#### WHAT THE EXERCISE ASKS
Exactly as given, reproduce the records in full.
----------------------------------------
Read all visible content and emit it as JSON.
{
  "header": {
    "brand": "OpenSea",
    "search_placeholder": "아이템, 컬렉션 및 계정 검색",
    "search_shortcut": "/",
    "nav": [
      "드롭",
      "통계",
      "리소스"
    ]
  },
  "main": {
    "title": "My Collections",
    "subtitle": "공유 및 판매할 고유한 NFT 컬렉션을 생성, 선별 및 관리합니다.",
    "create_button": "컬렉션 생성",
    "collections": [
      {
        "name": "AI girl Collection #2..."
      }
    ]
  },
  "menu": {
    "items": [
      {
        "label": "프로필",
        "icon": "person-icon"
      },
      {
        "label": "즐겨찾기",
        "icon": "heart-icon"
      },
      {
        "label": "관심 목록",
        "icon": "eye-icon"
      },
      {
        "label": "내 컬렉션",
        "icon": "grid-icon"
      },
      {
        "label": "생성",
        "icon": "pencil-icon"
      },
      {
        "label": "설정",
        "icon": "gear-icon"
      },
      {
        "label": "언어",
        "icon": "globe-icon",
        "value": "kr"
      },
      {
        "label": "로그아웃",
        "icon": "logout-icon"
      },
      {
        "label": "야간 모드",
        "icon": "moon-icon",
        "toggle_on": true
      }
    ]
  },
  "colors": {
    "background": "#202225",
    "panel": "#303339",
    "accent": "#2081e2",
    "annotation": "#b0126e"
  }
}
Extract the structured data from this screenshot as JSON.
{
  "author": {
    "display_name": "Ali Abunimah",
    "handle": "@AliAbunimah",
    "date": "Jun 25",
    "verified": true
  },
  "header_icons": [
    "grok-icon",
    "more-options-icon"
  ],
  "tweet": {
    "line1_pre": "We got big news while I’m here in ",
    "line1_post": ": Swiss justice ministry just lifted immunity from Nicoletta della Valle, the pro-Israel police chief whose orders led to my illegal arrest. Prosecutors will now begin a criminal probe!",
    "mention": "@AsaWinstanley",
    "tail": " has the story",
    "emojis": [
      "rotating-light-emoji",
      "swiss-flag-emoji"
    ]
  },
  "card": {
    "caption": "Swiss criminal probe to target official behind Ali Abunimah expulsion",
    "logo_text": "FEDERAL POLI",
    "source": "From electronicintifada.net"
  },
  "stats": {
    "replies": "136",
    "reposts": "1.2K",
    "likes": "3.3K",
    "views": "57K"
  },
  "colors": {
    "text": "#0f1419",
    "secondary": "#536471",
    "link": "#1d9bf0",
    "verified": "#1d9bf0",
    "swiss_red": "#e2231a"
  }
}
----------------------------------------
#### RESULT OF THIS TASK
Read all visible content and emit it as JSON.
{
  "header": {
    "brand": "OpenSea",
    "search_placeholder": "아이템, 컬렉션 및 계정 검색",
    "search_shortcut": "/",
    "nav": [
      "드롭",
      "통계",
      "리소스"
    ]
  },
  "main": {
    "title": "My Collections",
    "subtitle": "공유 및 판매할 고유한 NFT 컬렉션을 생성, 선별 및 관리합니다.",
    "create_button": "컬렉션 생성",
    "collections": [
      {
        "name": "AI girl Collection #2..."
      }
    ]
  },
  "menu": {
    "items": [
      {
        "label": "프로필",
        "icon": "person-icon"
      },
      {
        "label": "즐겨찾기",
        "icon": "heart-icon"
      },
      {
        "label": "관심 목록",
        "icon": "eye-icon"
      },
      {
        "label": "내 컬렉션",
        "icon": "grid-icon"
      },
      {
        "label": "생성",
        "icon": "pencil-icon"
      },
      {
        "label": "설정",
        "icon": "gear-icon"
      },
      {
        "label": "언어",
        "icon": "globe-icon",
        "value": "kr"
      },
      {
        "label": "로그아웃",
        "icon": "logout-icon"
      },
      {
        "label": "야간 모드",
        "icon": "moon-icon",
        "toggle_on": true
      }
    ]
  },
  "colors": {
    "background": "#202225",
    "panel": "#303339",
    "accent": "#2081e2",
    "annotation": "#b0126e"
  }
}
Extract the structured data from this screenshot as JSON.
{
  "author": {
    "display_name": "Ali Abunimah",
    "handle": "@AliAbunimah",
    "date": "Jun 25",
    "verified": true
  },
  "header_icons": [
    "grok-icon",
    "more-options-icon"
  ],
  "tweet": {
    "line1_pre": "We got big news while I’m here in ",
    "line1_post": ": Swiss justice ministry just lifted immunity from Nicoletta della Valle, the pro-Israel police chief whose orders led to my illegal arrest. Prosecutors will now begin a criminal probe!",
    "mention": "@AsaWinstanley",
    "tail": " has the story",
    "emojis": [
      "rotating-light-emoji",
      "swiss-flag-emoji"
    ]
  },
  "card": {
    "caption": "Swiss criminal probe to target official behind Ali Abunimah expulsion",
    "logo_text": "FEDERAL POLI",
    "source": "From electronicintifada.net"
  },
  "stats": {
    "replies": "136",
    "reposts": "1.2K",
    "likes": "3.3K",
    "views": "57K"
  },
  "colors": {
    "text": "#0f1419",
    "secondary": "#536471",
    "link": "#1d9bf0",
    "verified": "#1d9bf0",
    "swiss_red": "#e2231a"
  }
}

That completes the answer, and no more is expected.